## WHAT TO DO:
Each line from the one containing "Extract the structured" to the end of the listing below should be repeated exactly, with no other line included.

## RECORDS SUPPLIED:
%%

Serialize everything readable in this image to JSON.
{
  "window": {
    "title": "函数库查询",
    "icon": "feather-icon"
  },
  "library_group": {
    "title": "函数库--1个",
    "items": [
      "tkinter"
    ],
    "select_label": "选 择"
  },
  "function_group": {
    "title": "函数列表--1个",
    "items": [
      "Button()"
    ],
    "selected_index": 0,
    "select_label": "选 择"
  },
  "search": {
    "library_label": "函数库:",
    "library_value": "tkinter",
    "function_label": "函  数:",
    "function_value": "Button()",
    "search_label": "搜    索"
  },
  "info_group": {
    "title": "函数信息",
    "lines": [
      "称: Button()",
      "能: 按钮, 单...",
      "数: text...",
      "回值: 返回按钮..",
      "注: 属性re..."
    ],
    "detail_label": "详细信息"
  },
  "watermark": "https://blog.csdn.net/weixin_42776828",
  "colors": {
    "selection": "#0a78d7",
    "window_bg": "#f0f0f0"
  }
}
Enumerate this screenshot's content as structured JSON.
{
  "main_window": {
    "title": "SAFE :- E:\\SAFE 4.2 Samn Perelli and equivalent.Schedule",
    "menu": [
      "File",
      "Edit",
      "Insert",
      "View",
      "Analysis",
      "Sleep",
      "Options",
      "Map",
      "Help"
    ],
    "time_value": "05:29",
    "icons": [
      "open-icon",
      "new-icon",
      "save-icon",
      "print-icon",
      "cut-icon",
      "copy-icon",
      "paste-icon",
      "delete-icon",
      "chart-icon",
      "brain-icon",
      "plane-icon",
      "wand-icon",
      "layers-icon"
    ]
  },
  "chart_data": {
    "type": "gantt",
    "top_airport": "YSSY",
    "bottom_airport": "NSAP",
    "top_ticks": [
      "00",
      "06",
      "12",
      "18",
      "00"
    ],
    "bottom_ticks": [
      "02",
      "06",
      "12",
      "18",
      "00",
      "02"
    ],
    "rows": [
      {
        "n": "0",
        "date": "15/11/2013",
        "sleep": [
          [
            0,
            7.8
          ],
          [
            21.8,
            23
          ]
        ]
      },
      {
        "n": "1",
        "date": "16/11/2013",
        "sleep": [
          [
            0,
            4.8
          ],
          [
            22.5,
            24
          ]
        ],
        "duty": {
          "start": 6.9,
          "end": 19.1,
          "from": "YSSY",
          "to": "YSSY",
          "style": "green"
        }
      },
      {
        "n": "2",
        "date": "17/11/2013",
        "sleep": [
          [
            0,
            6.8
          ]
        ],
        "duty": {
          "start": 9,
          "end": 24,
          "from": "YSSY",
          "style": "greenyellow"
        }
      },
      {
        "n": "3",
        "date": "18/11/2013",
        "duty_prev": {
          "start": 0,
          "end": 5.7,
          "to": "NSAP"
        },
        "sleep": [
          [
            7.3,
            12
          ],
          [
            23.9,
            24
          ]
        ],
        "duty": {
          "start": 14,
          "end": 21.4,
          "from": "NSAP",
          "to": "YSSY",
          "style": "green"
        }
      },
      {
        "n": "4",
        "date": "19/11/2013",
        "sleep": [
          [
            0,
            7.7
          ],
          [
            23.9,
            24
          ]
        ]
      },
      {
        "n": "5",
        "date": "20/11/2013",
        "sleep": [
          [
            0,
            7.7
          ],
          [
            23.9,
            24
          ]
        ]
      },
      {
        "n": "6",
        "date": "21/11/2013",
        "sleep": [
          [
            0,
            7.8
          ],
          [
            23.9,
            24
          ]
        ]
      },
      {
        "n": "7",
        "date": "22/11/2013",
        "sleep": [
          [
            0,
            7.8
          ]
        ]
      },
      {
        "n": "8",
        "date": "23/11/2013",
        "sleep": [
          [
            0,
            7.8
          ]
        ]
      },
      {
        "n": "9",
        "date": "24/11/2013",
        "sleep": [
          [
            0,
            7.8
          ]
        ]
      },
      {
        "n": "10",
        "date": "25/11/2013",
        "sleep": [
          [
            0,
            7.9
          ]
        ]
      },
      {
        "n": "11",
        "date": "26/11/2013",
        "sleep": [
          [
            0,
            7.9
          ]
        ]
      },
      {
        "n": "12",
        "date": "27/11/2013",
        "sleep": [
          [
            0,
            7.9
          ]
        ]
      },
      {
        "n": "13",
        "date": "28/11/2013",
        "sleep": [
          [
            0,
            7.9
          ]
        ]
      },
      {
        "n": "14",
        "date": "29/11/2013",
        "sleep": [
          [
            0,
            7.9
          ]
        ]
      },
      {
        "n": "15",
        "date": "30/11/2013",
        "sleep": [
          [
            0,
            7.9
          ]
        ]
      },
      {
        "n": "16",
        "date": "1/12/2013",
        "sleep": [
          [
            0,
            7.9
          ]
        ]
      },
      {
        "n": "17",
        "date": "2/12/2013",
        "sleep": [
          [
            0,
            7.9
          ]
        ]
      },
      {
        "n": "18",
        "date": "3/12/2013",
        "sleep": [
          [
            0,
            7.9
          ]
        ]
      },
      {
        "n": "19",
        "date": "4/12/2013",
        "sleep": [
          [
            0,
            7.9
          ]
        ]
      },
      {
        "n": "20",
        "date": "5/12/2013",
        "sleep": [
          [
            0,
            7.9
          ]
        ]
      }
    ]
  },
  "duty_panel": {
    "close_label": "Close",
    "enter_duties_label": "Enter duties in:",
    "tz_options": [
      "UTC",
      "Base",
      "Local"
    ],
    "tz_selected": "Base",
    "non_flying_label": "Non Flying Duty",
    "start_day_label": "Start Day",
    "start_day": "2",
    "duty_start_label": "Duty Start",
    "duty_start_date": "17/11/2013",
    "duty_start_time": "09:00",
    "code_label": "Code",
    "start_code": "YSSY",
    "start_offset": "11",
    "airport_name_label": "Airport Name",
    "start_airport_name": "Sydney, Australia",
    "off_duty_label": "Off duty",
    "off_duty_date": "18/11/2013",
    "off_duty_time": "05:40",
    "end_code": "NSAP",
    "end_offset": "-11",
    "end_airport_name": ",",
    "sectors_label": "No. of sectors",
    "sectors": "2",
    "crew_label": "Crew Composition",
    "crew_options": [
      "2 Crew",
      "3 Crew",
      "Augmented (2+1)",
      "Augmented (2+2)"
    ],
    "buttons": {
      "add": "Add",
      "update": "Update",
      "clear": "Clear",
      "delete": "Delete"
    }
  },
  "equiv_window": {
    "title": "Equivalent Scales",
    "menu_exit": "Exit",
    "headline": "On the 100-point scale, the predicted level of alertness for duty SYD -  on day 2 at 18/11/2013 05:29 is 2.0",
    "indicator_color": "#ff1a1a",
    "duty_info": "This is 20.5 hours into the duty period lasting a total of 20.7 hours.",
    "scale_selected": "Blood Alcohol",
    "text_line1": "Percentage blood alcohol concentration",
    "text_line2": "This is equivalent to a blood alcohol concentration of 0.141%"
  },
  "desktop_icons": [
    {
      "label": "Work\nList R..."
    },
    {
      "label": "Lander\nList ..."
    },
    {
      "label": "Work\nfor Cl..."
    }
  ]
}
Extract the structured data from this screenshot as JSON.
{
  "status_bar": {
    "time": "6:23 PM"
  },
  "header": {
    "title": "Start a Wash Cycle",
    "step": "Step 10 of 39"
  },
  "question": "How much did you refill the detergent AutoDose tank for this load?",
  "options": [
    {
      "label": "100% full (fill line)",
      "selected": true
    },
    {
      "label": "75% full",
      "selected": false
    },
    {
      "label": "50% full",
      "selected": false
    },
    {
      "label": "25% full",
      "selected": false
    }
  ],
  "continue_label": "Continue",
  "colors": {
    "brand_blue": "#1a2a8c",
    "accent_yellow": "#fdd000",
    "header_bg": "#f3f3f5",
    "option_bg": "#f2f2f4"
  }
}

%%

## YOUR SOLUTION:
Extract the structured data from this screenshot as JSON.
{
  "status_bar": {
    "time": "6:23 PM"
  },
  "header": {
    "title": "Start a Wash Cycle",
    "step": "Step 10 of 39"
  },
  "question": "How much did you refill the detergent AutoDose tank for this load?",
  "options": [
    {
      "label": "100% full (fill line)",
      "selected": true
    },
    {
      "label": "75% full",
      "selected": false
    },
    {
      "label": "50% full",
      "selected": false
    },
    {
      "label": "25% full",
      "selected": false
    }
  ],
  "continue_label": "Continue",
  "colors": {
    "brand_blue": "#1a2a8c",
    "accent_yellow": "#fdd000",
    "header_bg": "#f3f3f5",
    "option_bg": "#f2f2f4"
  }
}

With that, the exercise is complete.